Ovid Therapeutics Inc (NASDAQ:OVID) announced on June 19 that its OV101 Angelman syndrome treatment received rare pediatric disease designation from the Food and Drug Administration (FDA).
The company has been developing OV101 as a delta (δ)-selective GABAA receptor agonist to combat a rare disease called Angelman syndrome. The announcement that the regulator awarded the treatment a rare pediatric disease designation marks an important milestone for the company and for patients that suffer from it.
Ovid Therapeutics is currently running a pivotal Phase 3 NEPTUNE trial to evaluate OV101 as a treatment for Angelman syndrome. The company is expected to disclose topline results from the study in Q4 2020. OV101 had previously garnered Fast Track designation, as well as Orphan Drug Designation from the FDA as an Angelman syndrome therapy.
The FDA awards Rare Pediatric Disease Designation to treatments that address rare but life-threatening illnesses that mainly affect children below 18 years old and which only less than 200,000 children suffer from in the U.S. If the FDA approves Ovid’s new drug application (NDA) for OV101, then the treatment will be put on priority review by the regulatory authority, and this may contribute to its fast-tracked availability in the market.
“OV101 has the potential to become the first FDA-approved therapy for individuals living with Angelman syndrome,” stated Ovid Therapeutics’ Chief Medical Officer, Dr. Amit Rakhit.
The rare pediatric disease designation provides further validation to Ovid’s work
Dr. Rakhit further pointed out that the recently awarded Rare Pediatric Disease Designation represents a great milestone for the company and for the program, thus highlighting the important work that they have been doing. He also added that the awarded designation for the treatment will make it eligible to receive a priority review voucher from the regulator.
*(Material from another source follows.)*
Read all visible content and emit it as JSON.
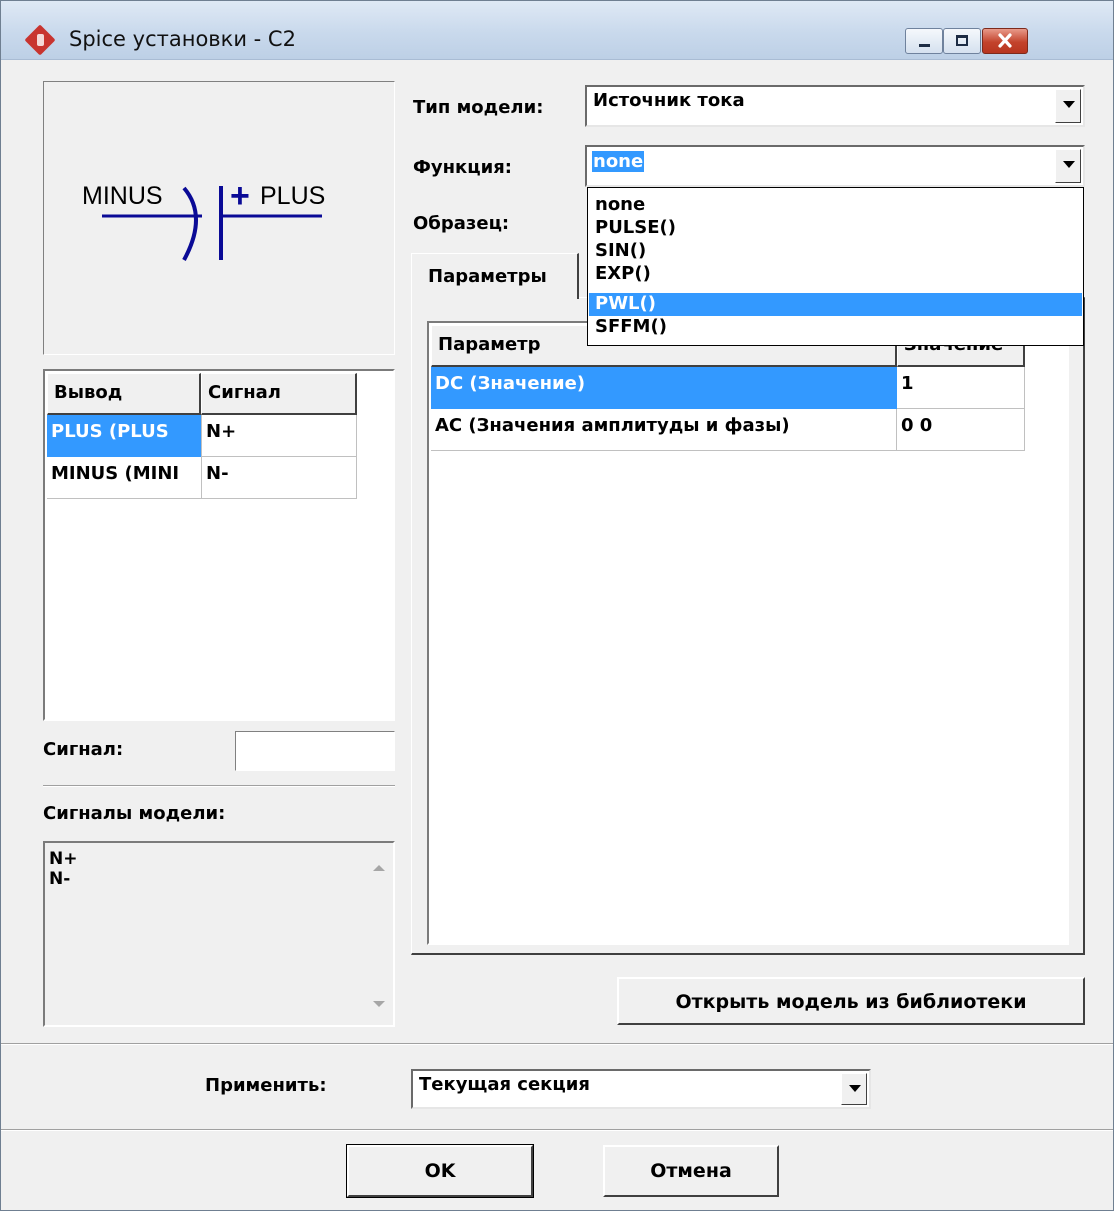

That would then provide more value to the work that the company has been doing, especially towards completing the pivotal Phase 3 NEPTUNE trial.
Dr. Rakhit also expressed gratitude to Congress and the FDA for passing the Creating Hope Act in 2012, to facilitate the Rare Pediatric Disease Designation. The company remains confident in the treatment’s ability to address the life-threatening disease.